Segment Open
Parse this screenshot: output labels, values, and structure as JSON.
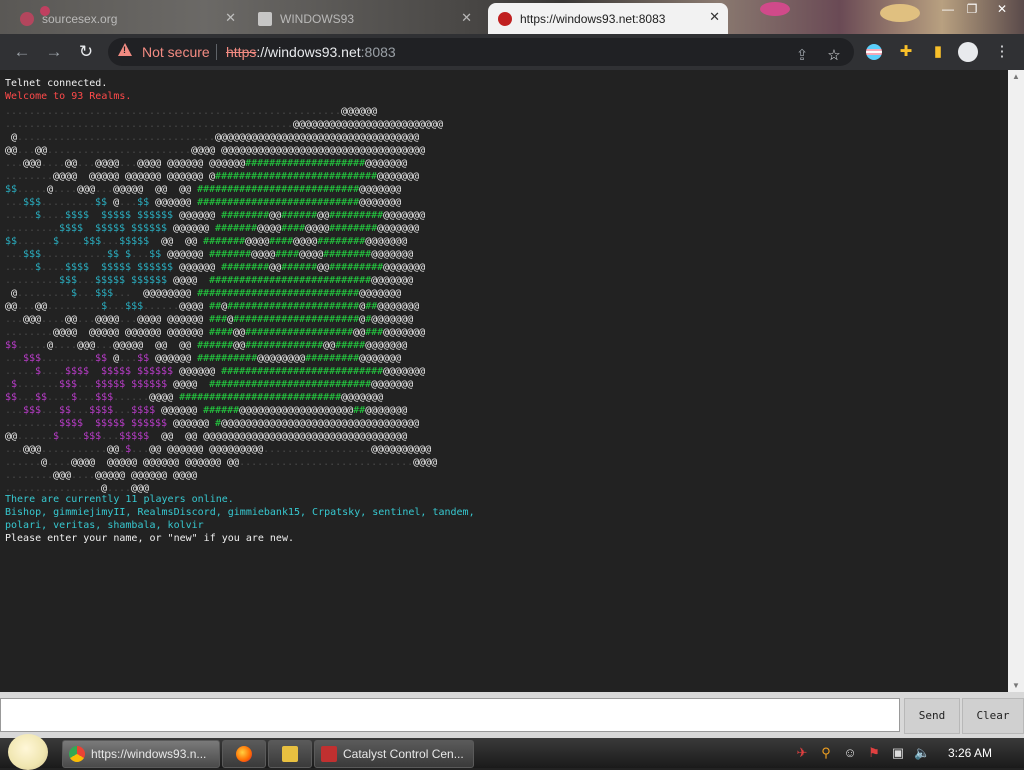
{
  "browser": {
    "tabs": [
      {
        "label": "sourcesex.org"
      },
      {
        "label": "WINDOWS93"
      },
      {
        "label": "https://windows93.net:8083",
        "active": true
      }
    ],
    "security_label": "Not secure",
    "url_scheme": "https",
    "url_host": "://windows93.net",
    "url_port": ":8083"
  },
  "terminal": {
    "line1": "Telnet connected.",
    "line2": "Welcome to 93 Realms.",
    "online": "There are currently 11 players online.",
    "players_line1": "Bishop, gimmiejimyII, RealmsDiscord, gimmiebank15, Crpatsky, sentinel, tandem,",
    "players_line2": "polari, veritas, shambala, kolvir",
    "prompt": "Please enter your name, or \"new\" if you are new."
  },
  "input": {
    "value": "",
    "send_label": "Send",
    "clear_label": "Clear"
  },
  "taskbar": {
    "tasks": [
      {
        "label": "https://windows93.n..."
      },
      {
        "label": ""
      },
      {
        "label": ""
      },
      {
        "label": "Catalyst Control Cen..."
      }
    ],
    "clock": "3:26 AM"
  },
  "colors": {
    "terminal_bg": "#222222",
    "art_white": "#f0f0f0",
    "art_green": "#23d040",
    "art_cyan": "#2aaec0",
    "art_magenta": "#b83cc8",
    "welcome_red": "#ff4a4a",
    "info_cyan": "#37c8d0"
  }
}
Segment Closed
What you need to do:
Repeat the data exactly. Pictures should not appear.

Written answer:
Parse this screenshot: output labels, values, and structure as JSON.
{
  "browser": {
    "tabs": [
      {
        "label": "sourcesex.org"
      },
      {
        "label": "WINDOWS93"
      },
      {
        "label": "https://windows93.net:8083",
        "active": true
      }
    ],
    "security_label": "Not secure",
    "url_scheme": "https",
    "url_host": "://windows93.net",
    "url_port": ":8083"
  },
  "terminal": {
    "line1": "Telnet connected.",
    "line2": "Welcome to 93 Realms.",
    "online": "There are currently 11 players online.",
    "players_line1": "Bishop, gimmiejimyII, RealmsDiscord, gimmiebank15, Crpatsky, sentinel, tandem,",
    "players_line2": "polari, veritas, shambala, kolvir",
    "prompt": "Please enter your name, or \"new\" if you are new."
  },
  "input": {
    "value": "",
    "send_label": "Send",
    "clear_label": "Clear"
  },
  "taskbar": {
    "tasks": [
      {
        "label": "https://windows93.n..."
      },
      {
        "label": ""
      },
      {
        "label": ""
      },
      {
        "label": "Catalyst Control Cen..."
      }
    ],
    "clock": "3:26 AM"
  },
  "colors": {
    "terminal_bg": "#222222",
    "art_white": "#f0f0f0",
    "art_green": "#23d040",
    "art_cyan": "#2aaec0",
    "art_magenta": "#b83cc8",
    "welcome_red": "#ff4a4a",
    "info_cyan": "#37c8d0"
  }
}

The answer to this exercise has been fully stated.